He fulfils the order, but says he wishes people would ask him instead for the healthier alternatives, such as extra vegetables.
And from working on the culinary front line, he believes we are becoming hungrier for pizza as a nation: “The demand is growing. If people want more you have to give it to them but I wish people came in and said “I want something healthy”. Then I would feel happy to prepare it. I want to try to educate people.”
Other foods which don’t sacrifice flavour but may be better for the waistline are anchovies and black pepper, he said.
“Anchovies are beautiful on pizza”, he said, “and black pepper makes you feel full. It stimulates your stomach and gives it that sense of fullness.”
Other Italian favourites which won’t lay on the calories too heavily are seafood toppings. Clams, mussels, prawns and lobsters can all successful be used as pizza toppings and are far lower in fat than red meat such as pork and beef. Basil also makes a delicious addition to pizza.
In terms of cheese, mozzarella is king according to the chefs at Gemelli’s, although Sergio recommends substituting low fat mozzarella for the full fat variety for a calorie discount without compromising on taste.
Red peppers are also full of Vitamin C, he says, and are “fantastic” to give pizza toppings colour and texture while also making up one of your five a day.
If you fancy yourself a creative cook, there are plenty of more unusual toppings you could try out. Why not investigate how almonds, leek, pine-nuts, oysters, duck, peas or carrot taste on a pizza? More obscure pizza cheeses such as Monterey Jack, Blue Cheese or Gorgonzola could spice up a pizza, as really that round expanse is a blank canvas for chefs.
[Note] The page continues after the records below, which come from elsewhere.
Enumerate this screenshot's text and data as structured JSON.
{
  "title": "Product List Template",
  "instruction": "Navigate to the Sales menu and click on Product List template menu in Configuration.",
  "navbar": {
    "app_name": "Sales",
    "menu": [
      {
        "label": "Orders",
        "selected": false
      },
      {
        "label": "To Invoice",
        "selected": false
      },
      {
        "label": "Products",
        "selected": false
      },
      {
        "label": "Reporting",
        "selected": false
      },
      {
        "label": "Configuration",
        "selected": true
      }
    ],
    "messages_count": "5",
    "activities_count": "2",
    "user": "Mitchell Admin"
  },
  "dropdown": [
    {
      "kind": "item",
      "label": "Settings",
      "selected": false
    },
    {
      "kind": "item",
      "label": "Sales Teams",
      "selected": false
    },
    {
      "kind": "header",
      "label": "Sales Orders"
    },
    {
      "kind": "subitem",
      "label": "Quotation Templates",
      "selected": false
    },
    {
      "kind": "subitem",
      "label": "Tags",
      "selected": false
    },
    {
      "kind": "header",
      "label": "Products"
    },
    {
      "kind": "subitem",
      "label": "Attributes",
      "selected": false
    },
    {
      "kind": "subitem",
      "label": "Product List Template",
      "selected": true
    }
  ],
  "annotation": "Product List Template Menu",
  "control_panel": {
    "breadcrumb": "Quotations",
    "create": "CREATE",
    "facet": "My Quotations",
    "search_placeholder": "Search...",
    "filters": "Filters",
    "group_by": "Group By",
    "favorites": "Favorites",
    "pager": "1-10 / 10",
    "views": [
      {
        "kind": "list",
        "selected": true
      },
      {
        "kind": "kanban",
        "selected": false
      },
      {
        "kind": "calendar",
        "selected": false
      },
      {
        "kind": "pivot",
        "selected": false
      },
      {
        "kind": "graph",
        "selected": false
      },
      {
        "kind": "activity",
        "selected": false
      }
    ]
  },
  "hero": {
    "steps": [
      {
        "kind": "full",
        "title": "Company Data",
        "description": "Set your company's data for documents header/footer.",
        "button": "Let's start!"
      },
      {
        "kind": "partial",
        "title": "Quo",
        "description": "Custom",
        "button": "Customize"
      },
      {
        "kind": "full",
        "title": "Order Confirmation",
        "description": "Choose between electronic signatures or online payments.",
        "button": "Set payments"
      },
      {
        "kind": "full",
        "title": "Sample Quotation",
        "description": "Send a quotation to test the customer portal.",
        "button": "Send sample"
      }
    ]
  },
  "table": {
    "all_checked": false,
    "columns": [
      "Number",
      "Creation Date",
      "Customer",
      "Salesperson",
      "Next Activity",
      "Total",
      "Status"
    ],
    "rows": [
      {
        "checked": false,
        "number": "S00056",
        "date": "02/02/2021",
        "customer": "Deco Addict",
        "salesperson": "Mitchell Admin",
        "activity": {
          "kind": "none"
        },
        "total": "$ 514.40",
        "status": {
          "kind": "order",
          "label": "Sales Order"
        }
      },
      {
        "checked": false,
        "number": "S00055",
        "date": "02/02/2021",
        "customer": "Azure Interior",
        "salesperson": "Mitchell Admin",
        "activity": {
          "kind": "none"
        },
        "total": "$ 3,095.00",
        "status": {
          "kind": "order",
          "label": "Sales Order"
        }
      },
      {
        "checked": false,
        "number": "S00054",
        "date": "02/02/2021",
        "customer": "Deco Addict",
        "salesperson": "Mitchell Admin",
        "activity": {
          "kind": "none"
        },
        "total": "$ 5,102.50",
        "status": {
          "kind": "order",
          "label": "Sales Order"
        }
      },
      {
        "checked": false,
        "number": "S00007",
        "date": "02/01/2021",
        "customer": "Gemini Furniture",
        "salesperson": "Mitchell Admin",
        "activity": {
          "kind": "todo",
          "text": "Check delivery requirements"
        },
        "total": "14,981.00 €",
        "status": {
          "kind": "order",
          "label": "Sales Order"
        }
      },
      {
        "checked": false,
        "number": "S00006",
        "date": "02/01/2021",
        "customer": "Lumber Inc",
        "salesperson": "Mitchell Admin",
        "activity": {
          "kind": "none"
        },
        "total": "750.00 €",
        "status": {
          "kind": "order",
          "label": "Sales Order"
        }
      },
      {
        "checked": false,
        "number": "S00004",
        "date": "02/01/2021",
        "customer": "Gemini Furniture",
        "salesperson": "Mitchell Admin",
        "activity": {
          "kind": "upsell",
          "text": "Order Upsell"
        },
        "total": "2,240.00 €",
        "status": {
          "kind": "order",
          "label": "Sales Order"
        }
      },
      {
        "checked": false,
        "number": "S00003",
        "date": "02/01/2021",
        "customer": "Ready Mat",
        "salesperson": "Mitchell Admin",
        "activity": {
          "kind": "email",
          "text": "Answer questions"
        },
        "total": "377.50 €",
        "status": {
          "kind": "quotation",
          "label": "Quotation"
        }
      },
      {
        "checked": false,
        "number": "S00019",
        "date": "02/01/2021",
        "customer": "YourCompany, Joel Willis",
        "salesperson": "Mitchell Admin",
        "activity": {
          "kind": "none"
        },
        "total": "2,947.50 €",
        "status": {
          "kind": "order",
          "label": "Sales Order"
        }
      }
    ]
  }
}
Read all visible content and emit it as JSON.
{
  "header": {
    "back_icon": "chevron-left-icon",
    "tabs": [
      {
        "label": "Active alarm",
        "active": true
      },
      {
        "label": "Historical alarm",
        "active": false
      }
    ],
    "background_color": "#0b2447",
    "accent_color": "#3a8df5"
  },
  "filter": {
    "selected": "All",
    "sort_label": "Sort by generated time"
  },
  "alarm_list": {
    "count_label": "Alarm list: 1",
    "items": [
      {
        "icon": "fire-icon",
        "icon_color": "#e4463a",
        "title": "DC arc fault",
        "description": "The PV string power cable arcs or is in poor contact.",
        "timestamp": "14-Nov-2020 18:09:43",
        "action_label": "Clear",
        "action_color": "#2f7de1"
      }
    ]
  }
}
Then again, you could always literally spice up a pizza with chilli or jalapeno peppers. If you like hot food it will be a delicious flavour boost, and chilli is also said to boost the metabolism so will keep your pizza on the healthy side of the scale.